Crash Gallery is art under pressure. CBC’s new show, which premieres tonight at 8:30 p.m., brings together artists from a variety of backgrounds and mediums and challenges them to create on the spot.
There is a time limit, they are competing against two other artists, and they are likely required to use tools they are not familiar with. It is a challenge that can lead to stunning results.
Vancouverite Jay Cabalu, who specializes in collage and pop art, is one of the artists participating in the show. He asserts that despite the competitive aspect of Crash Gallery the goal was still to produce work he believed in.
Will we see any of your collages on Crash Gallery?
No. The show throws challenges at you that are outside your comfort zone, which I think, in some cases, you might luck out. But I think the general idea of the show is trying to challenge the artists to broaden their horizons and really test how much artistry they can bring to a different medium.
It’s a running theme with the artists that although they are in a competition the quality of the work comes first.
Body artist and dancer Tajah Olsen, originally from Malawi and now based in Vancouver, echoes the sentiment.
How did knowing you were competing change your process?
It didn’t feel like a competition. It was just getting out of my comfort zone that I was focusing on. It’s only at the end when I was like ‘okay, it’s kind of like a competition’ but during I didn’t feel any of that. I just wanted to create what I was focusing on.
Host Sean O’Neill (Degrassi: The Next Generation) grew up an actor and now works at the Art Gallery of Ontario. He describes Crash Gallery as a ‘crazy fantastic experience.’
Attracting audiences who maybe do not feel like they would understand artwork is one of the challenges O’Neill faces in his work at the art gallery, and something he feels Crash Gallery has figured out.
Do you feel like you’ve learned anything from this experience?
We’re always thinking about ways we can connect people to art because I think art can seem intimidating to people. We’re constantly thinking about how to break down barriers between the visual arts and audiences, and I think in this show the ways that we have fun with art, the ways we encourage artists to step outside their comfort zones – we make art accessible, fun. I think museums in general can learn a thing or two from that.
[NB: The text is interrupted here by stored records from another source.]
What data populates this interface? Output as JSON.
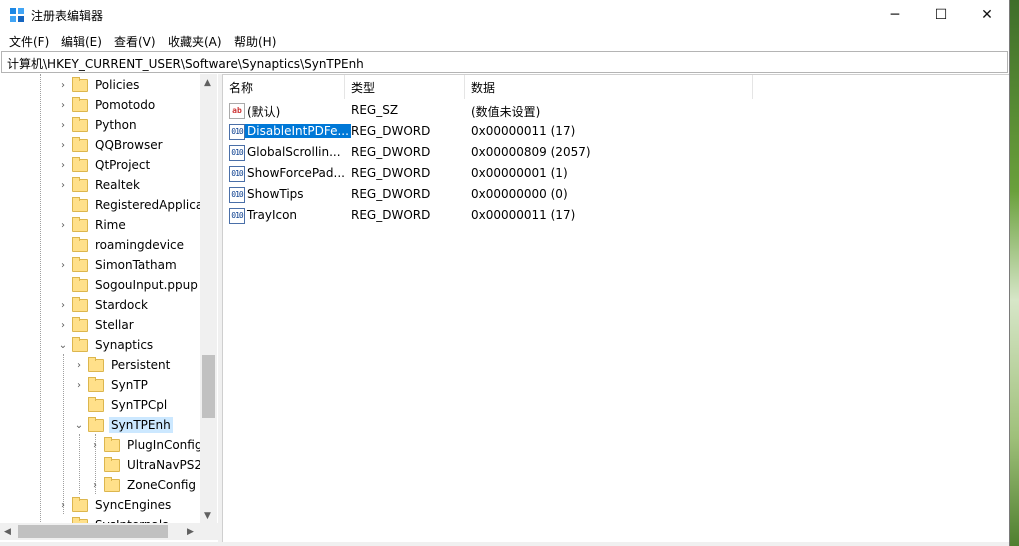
{
  "window": {
    "title": "注册表编辑器",
    "minimize_icon": "─",
    "maximize_icon": "☐",
    "close_icon": "✕"
  },
  "menu": [
    "文件(F)",
    "编辑(E)",
    "查看(V)",
    "收藏夹(A)",
    "帮助(H)"
  ],
  "address": "计算机\\HKEY_CURRENT_USER\\Software\\Synaptics\\SynTPEnh",
  "tree": [
    {
      "label": "Policies",
      "expander": "›"
    },
    {
      "label": "Pomotodo",
      "expander": "›"
    },
    {
      "label": "Python",
      "expander": "›"
    },
    {
      "label": "QQBrowser",
      "expander": "›"
    },
    {
      "label": "QtProject",
      "expander": "›"
    },
    {
      "label": "Realtek",
      "expander": "›"
    },
    {
      "label": "RegisteredApplicati",
      "expander": ""
    },
    {
      "label": "Rime",
      "expander": "›"
    },
    {
      "label": "roamingdevice",
      "expander": ""
    },
    {
      "label": "SimonTatham",
      "expander": "›"
    },
    {
      "label": "SogouInput.ppup",
      "expander": ""
    },
    {
      "label": "Stardock",
      "expander": "›"
    },
    {
      "label": "Stellar",
      "expander": "›"
    },
    {
      "label": "Synaptics",
      "expander": "⌄"
    },
    {
      "label": "Persistent",
      "expander": "›"
    },
    {
      "label": "SynTP",
      "expander": "›"
    },
    {
      "label": "SynTPCpl",
      "expander": ""
    },
    {
      "label": "SynTPEnh",
      "expander": "⌄",
      "selected": true
    },
    {
      "label": "PlugInConfig",
      "expander": "›"
    },
    {
      "label": "UltraNavPS2",
      "expander": ""
    },
    {
      "label": "ZoneConfig",
      "expander": "›"
    },
    {
      "label": "SyncEngines",
      "expander": "›"
    },
    {
      "label": "SysInternals",
      "expander": "›"
    }
  ],
  "columns": [
    "名称",
    "类型",
    "数据"
  ],
  "values": [
    {
      "icon": "ab",
      "name": "(默认)",
      "type": "REG_SZ",
      "data": "(数值未设置)"
    },
    {
      "icon": "010",
      "name": "DisableIntPDFe...",
      "type": "REG_DWORD",
      "data": "0x00000011 (17)",
      "selected": true
    },
    {
      "icon": "010",
      "name": "GlobalScrollin...",
      "type": "REG_DWORD",
      "data": "0x00000809 (2057)"
    },
    {
      "icon": "010",
      "name": "ShowForcePad...",
      "type": "REG_DWORD",
      "data": "0x00000001 (1)"
    },
    {
      "icon": "010",
      "name": "ShowTips",
      "type": "REG_DWORD",
      "data": "0x00000000 (0)"
    },
    {
      "icon": "010",
      "name": "TrayIcon",
      "type": "REG_DWORD",
      "data": "0x00000011 (17)"
    }
  ]
}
The competition is done in front of a live audience who are very connected to the creative process happening before them. They surround the artists as they work and may even be called on to participate by bringing materials or adhering something to a canvas.
Crash Gallery premieres tonight at 8:30 p.m. on CBC.